This is, of course, due in part to the massive success of Jon Favreau and Dave Filoni’s hit Disney+ streaming series, The Mandalorian. The show has incredibly wide appeal — Grogu (AKA “The Child” AKA “Baby Yoda”) has drawn in fans who may have never even seen a Star Wars movie or animated series otherwise — and is giving rise to an entirely new demographic of viewers who are being introduced to a galaxy far, far away via “the Way” instead of the Force.
As ComicBook points out, though, this turn toward Mandalorians has been building for quite some time:
…their [Mandalorian warriors’] famous armor and helmets [beskar armor] are quickly becoming as iconic in the Star Wars franchise as any Jedi or lightsaber. However, while The Mandalorian has exponentially increased the effect, the building up of the Mandalorian side of the franchise has been a gradual process, one that started years ago…
…Clone Wars used arcs set on Mandalore to introduce the history of Mandalorian culture and politics, including the civil wars that created rival Pacifist regimes and extremist groups like Death Watch.
In this season of The Mandalorian, Favreau, and Filoni have introduced some Star Wars: Clone Wars and Star Wars Rebels characters in live-action for the first time, with incredible results. Star Wars fans almost universally loved the portrayals of Ahsoka Tano (Rosario Dawson) and Bo-Katan Kryze (Katee Sackhoff) — getting the fandom to universally agree on just about anything is a major feat, so this is impressive no matter how you slice it.
It also proves that the fan community wants more of what was offered in Clone Wars and Rebels. As ComicBook’s article points out:
The final season of Clone Wars sweetened the pot with a story of Ahsoka Tano and Bo-Katan Kryze leading the campaign to overthrow Maul and free Mandalore.

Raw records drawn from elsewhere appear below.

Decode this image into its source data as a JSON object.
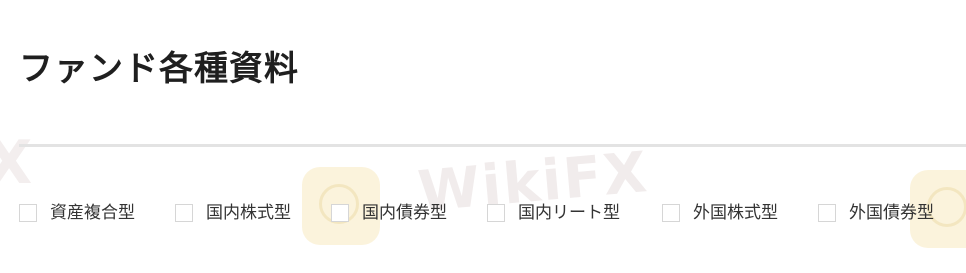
{
  "page": {
    "title": "ファンド各種資料"
  },
  "filters": [
    {
      "label": "資産複合型",
      "checked": false
    },
    {
      "label": "国内株式型",
      "checked": false
    },
    {
      "label": "国内債券型",
      "checked": false
    },
    {
      "label": "国内リート型",
      "checked": false
    },
    {
      "label": "外国株式型",
      "checked": false
    },
    {
      "label": "外国債券型",
      "checked": false
    }
  ],
  "watermark": {
    "text": "WikiFX"
  },
  "colors": {
    "text": "#222222",
    "divider": "#e3e3e3",
    "checkbox_border": "#d6d6d6",
    "watermark_logo": "#fbf3dc"
  }
}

Star Wars Rebels took that baton and ran with it, introducing Sabine Wren (another prominent Mandalorian and Rebel operative). Sabine’s story brought more Mandalorian history with it and took the legendary Darksaber from a novel lightsaber gimmick to a major MacGuffin as the symbol of leadership in Mandalorian culture…
The Darksaber has played a role in both seasons of The Mandalorian — we first saw it in the possession of Moff Gideon (Giancarlo Esposito) in the Taika Waititi-directed Season 1 finale, Chapter 8: Redemption — and again this year.
Bo-Katan Kryze mentions the weapon in her episode — Chapter 11: The Heiress — and it once again showed-up last week in Chapter 14: The Tragedy, once again in the hands of Gideon, after he stole Grogu from Tython.
Finally, it appears that the push to promote Mandalore and its culture will continue with Lucasfilm’s next major initiative, The High Republic, which is set to take place at the apex of the illustrious Jedi Order:
…[High Republic] is not-so-coincidentally set during an era that leaves room for major looks into Mandalorian culture. During The High Republic, The Jedi and Mandalorians came into several major “skirmishes,” in the Outer Rim. It seems they could also be clashing for franchise supremacy.
While the Jedi certainly aren’t going anywhere — Grogu has the potential to become an incredibly strong Jedi Master, for example — the Mandalorians could give Jedi Knights a run for their money in the future.
Do you think Mandalorians will ever become more popular than the Jedi as Star Wars moves forward?